Exercise objective:
Please make an exact copy of the listing, without the pictures.

Task input:

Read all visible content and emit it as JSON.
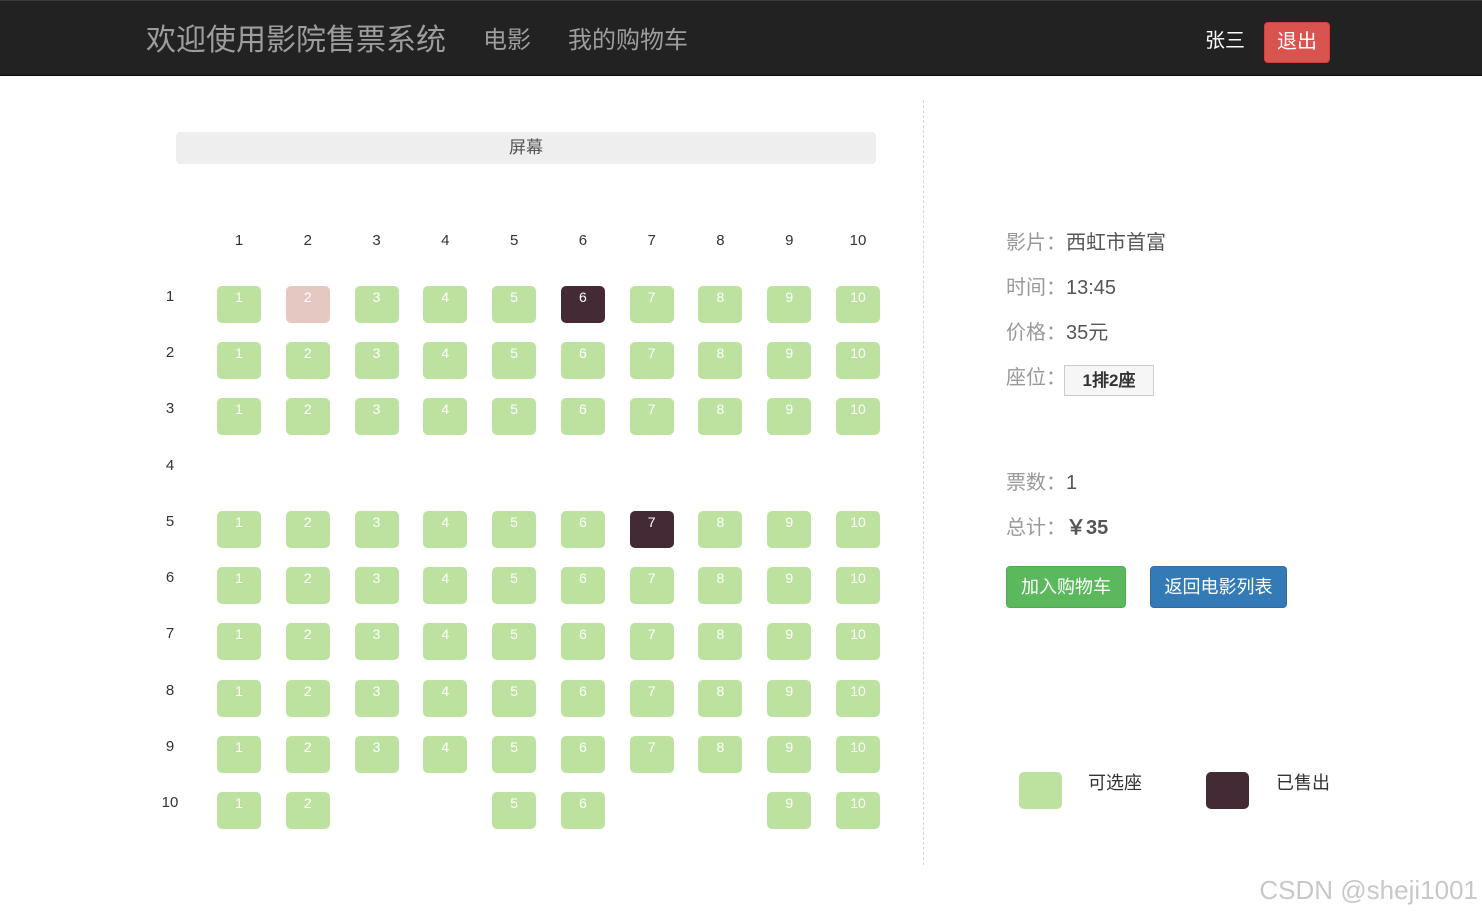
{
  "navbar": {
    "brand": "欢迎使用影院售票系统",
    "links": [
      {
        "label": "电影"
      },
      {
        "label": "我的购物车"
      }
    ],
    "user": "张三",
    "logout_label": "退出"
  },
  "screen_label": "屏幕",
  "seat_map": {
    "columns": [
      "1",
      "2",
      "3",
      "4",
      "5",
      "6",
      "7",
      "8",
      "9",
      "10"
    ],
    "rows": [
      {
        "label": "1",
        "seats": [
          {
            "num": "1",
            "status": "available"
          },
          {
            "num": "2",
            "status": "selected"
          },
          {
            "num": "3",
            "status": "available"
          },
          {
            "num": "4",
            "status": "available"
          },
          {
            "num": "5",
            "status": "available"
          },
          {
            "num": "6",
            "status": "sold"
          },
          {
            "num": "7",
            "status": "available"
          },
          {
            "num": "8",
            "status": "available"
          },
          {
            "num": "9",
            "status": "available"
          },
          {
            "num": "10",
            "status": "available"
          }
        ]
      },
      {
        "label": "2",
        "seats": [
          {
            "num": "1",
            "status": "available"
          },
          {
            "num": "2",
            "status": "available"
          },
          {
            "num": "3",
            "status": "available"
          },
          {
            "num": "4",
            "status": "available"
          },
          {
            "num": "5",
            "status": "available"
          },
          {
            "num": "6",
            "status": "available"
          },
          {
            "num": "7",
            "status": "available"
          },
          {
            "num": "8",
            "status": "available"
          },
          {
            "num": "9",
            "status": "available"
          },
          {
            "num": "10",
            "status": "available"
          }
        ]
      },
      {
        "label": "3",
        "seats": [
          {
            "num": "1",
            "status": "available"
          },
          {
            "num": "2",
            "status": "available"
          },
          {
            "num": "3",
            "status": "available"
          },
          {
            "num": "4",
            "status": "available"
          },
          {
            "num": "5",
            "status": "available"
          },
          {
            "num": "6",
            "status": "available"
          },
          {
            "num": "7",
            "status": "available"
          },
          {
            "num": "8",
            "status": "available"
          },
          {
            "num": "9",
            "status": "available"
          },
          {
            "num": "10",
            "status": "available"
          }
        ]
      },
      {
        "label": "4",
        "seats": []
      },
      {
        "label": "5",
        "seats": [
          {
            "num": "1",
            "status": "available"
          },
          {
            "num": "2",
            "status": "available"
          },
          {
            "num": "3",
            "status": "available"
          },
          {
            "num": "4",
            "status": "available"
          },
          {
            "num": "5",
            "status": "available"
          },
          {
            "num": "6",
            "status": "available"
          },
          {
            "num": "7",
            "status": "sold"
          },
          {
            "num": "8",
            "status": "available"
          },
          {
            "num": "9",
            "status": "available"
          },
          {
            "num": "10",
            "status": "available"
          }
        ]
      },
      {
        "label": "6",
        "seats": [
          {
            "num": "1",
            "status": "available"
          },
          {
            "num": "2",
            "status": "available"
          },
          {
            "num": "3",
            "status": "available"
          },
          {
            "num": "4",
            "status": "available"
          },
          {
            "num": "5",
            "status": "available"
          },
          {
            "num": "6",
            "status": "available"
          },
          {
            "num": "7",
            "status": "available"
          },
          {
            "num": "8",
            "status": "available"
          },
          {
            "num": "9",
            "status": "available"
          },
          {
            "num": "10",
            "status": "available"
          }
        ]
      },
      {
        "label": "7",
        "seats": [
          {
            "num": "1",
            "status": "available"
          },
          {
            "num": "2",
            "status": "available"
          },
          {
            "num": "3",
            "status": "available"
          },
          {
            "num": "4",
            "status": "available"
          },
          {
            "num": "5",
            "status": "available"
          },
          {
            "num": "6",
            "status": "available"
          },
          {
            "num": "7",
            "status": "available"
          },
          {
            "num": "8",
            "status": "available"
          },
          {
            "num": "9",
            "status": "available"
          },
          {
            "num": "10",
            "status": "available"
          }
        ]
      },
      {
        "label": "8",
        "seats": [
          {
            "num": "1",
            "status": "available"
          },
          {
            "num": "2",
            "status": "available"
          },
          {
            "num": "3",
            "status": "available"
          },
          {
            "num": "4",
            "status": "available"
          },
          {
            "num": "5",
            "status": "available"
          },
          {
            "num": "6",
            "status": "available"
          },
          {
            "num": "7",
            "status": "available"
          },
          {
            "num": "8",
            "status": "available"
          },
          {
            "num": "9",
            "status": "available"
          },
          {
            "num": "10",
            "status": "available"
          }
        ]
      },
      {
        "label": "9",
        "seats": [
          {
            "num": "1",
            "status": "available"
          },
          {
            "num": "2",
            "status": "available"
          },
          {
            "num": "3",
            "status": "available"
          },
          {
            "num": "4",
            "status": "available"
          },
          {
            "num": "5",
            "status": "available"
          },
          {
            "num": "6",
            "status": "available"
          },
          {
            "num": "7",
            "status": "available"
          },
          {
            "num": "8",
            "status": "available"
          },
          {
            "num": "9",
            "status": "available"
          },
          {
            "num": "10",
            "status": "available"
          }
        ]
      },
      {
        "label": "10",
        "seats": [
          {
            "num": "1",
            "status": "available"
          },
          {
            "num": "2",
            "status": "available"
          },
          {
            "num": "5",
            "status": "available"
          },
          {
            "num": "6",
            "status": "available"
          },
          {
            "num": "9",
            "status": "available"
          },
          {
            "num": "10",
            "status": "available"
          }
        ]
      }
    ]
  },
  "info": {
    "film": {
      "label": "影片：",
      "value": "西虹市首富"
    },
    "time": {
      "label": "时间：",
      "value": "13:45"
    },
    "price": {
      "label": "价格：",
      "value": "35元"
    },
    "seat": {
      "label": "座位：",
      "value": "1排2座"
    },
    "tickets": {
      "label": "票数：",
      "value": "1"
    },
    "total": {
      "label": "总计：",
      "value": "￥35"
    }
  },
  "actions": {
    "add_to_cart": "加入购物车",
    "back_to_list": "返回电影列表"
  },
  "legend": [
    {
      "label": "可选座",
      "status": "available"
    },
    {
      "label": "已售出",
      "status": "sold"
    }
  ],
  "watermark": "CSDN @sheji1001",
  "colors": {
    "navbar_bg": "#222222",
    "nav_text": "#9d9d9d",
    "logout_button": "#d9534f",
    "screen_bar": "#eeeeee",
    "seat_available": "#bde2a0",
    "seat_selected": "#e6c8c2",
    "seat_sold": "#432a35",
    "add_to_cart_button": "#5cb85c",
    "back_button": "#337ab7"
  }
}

Solution to the problem:
Read all visible content and emit it as JSON.
{
  "navbar": {
    "brand": "欢迎使用影院售票系统",
    "links": [
      {
        "label": "电影"
      },
      {
        "label": "我的购物车"
      }
    ],
    "user": "张三",
    "logout_label": "退出"
  },
  "screen_label": "屏幕",
  "seat_map": {
    "columns": [
      "1",
      "2",
      "3",
      "4",
      "5",
      "6",
      "7",
      "8",
      "9",
      "10"
    ],
    "rows": [
      {
        "label": "1",
        "seats": [
          {
            "num": "1",
            "status": "available"
          },
          {
            "num": "2",
            "status": "selected"
          },
          {
            "num": "3",
            "status": "available"
          },
          {
            "num": "4",
            "status": "available"
          },
          {
            "num": "5",
            "status": "available"
          },
          {
            "num": "6",
            "status": "sold"
          },
          {
            "num": "7",
            "status": "available"
          },
          {
            "num": "8",
            "status": "available"
          },
          {
            "num": "9",
            "status": "available"
          },
          {
            "num": "10",
            "status": "available"
          }
        ]
      },
      {
        "label": "2",
        "seats": [
          {
            "num": "1",
            "status": "available"
          },
          {
            "num": "2",
            "status": "available"
          },
          {
            "num": "3",
            "status": "available"
          },
          {
            "num": "4",
            "status": "available"
          },
          {
            "num": "5",
            "status": "available"
          },
          {
            "num": "6",
            "status": "available"
          },
          {
            "num": "7",
            "status": "available"
          },
          {
            "num": "8",
            "status": "available"
          },
          {
            "num": "9",
            "status": "available"
          },
          {
            "num": "10",
            "status": "available"
          }
        ]
      },
      {
        "label": "3",
        "seats": [
          {
            "num": "1",
            "status": "available"
          },
          {
            "num": "2",
            "status": "available"
          },
          {
            "num": "3",
            "status": "available"
          },
          {
            "num": "4",
            "status": "available"
          },
          {
            "num": "5",
            "status": "available"
          },
          {
            "num": "6",
            "status": "available"
          },
          {
            "num": "7",
            "status": "available"
          },
          {
            "num": "8",
            "status": "available"
          },
          {
            "num": "9",
            "status": "available"
          },
          {
            "num": "10",
            "status": "available"
          }
        ]
      },
      {
        "label": "4",
        "seats": []
      },
      {
        "label": "5",
        "seats": [
          {
            "num": "1",
            "status": "available"
          },
          {
            "num": "2",
            "status": "available"
          },
          {
            "num": "3",
            "status": "available"
          },
          {
            "num": "4",
            "status": "available"
          },
          {
            "num": "5",
            "status": "available"
          },
          {
            "num": "6",
            "status": "available"
          },
          {
            "num": "7",
            "status": "sold"
          },
          {
            "num": "8",
            "status": "available"
          },
          {
            "num": "9",
            "status": "available"
          },
          {
            "num": "10",
            "status": "available"
          }
        ]
      },
      {
        "label": "6",
        "seats": [
          {
            "num": "1",
            "status": "available"
          },
          {
            "num": "2",
            "status": "available"
          },
          {
            "num": "3",
            "status": "available"
          },
          {
            "num": "4",
            "status": "available"
          },
          {
            "num": "5",
            "status": "available"
          },
          {
            "num": "6",
            "status": "available"
          },
          {
            "num": "7",
            "status": "available"
          },
          {
            "num": "8",
            "status": "available"
          },
          {
            "num": "9",
            "status": "available"
          },
          {
            "num": "10",
            "status": "available"
          }
        ]
      },
      {
        "label": "7",
        "seats": [
          {
            "num": "1",
            "status": "available"
          },
          {
            "num": "2",
            "status": "available"
          },
          {
            "num": "3",
            "status": "available"
          },
          {
            "num": "4",
            "status": "available"
          },
          {
            "num": "5",
            "status": "available"
          },
          {
            "num": "6",
            "status": "available"
          },
          {
            "num": "7",
            "status": "available"
          },
          {
            "num": "8",
            "status": "available"
          },
          {
            "num": "9",
            "status": "available"
          },
          {
            "num": "10",
            "status": "available"
          }
        ]
      },
      {
        "label": "8",
        "seats": [
          {
            "num": "1",
            "status": "available"
          },
          {
            "num": "2",
            "status": "available"
          },
          {
            "num": "3",
            "status": "available"
          },
          {
            "num": "4",
            "status": "available"
          },
          {
            "num": "5",
            "status": "available"
          },
          {
            "num": "6",
            "status": "available"
          },
          {
            "num": "7",
            "status": "available"
          },
          {
            "num": "8",
            "status": "available"
          },
          {
            "num": "9",
            "status": "available"
          },
          {
            "num": "10",
            "status": "available"
          }
        ]
      },
      {
        "label": "9",
        "seats": [
          {
            "num": "1",
            "status": "available"
          },
          {
            "num": "2",
            "status": "available"
          },
          {
            "num": "3",
            "status": "available"
          },
          {
            "num": "4",
            "status": "available"
          },
          {
            "num": "5",
            "status": "available"
          },
          {
            "num": "6",
            "status": "available"
          },
          {
            "num": "7",
            "status": "available"
          },
          {
            "num": "8",
            "status": "available"
          },
          {
            "num": "9",
            "status": "available"
          },
          {
            "num": "10",
            "status": "available"
          }
        ]
      },
      {
        "label": "10",
        "seats": [
          {
            "num": "1",
            "status": "available"
          },
          {
            "num": "2",
            "status": "available"
          },
          {
            "num": "5",
            "status": "available"
          },
          {
            "num": "6",
            "status": "available"
          },
          {
            "num": "9",
            "status": "available"
          },
          {
            "num": "10",
            "status": "available"
          }
        ]
      }
    ]
  },
  "info": {
    "film": {
      "label": "影片：",
      "value": "西虹市首富"
    },
    "time": {
      "label": "时间：",
      "value": "13:45"
    },
    "price": {
      "label": "价格：",
      "value": "35元"
    },
    "seat": {
      "label": "座位：",
      "value": "1排2座"
    },
    "tickets": {
      "label": "票数：",
      "value": "1"
    },
    "total": {
      "label": "总计：",
      "value": "￥35"
    }
  },
  "actions": {
    "add_to_cart": "加入购物车",
    "back_to_list": "返回电影列表"
  },
  "legend": [
    {
      "label": "可选座",
      "status": "available"
    },
    {
      "label": "已售出",
      "status": "sold"
    }
  ],
  "watermark": "CSDN @sheji1001",
  "colors": {
    "navbar_bg": "#222222",
    "nav_text": "#9d9d9d",
    "logout_button": "#d9534f",
    "screen_bar": "#eeeeee",
    "seat_available": "#bde2a0",
    "seat_selected": "#e6c8c2",
    "seat_sold": "#432a35",
    "add_to_cart_button": "#5cb85c",
    "back_button": "#337ab7"
  }
}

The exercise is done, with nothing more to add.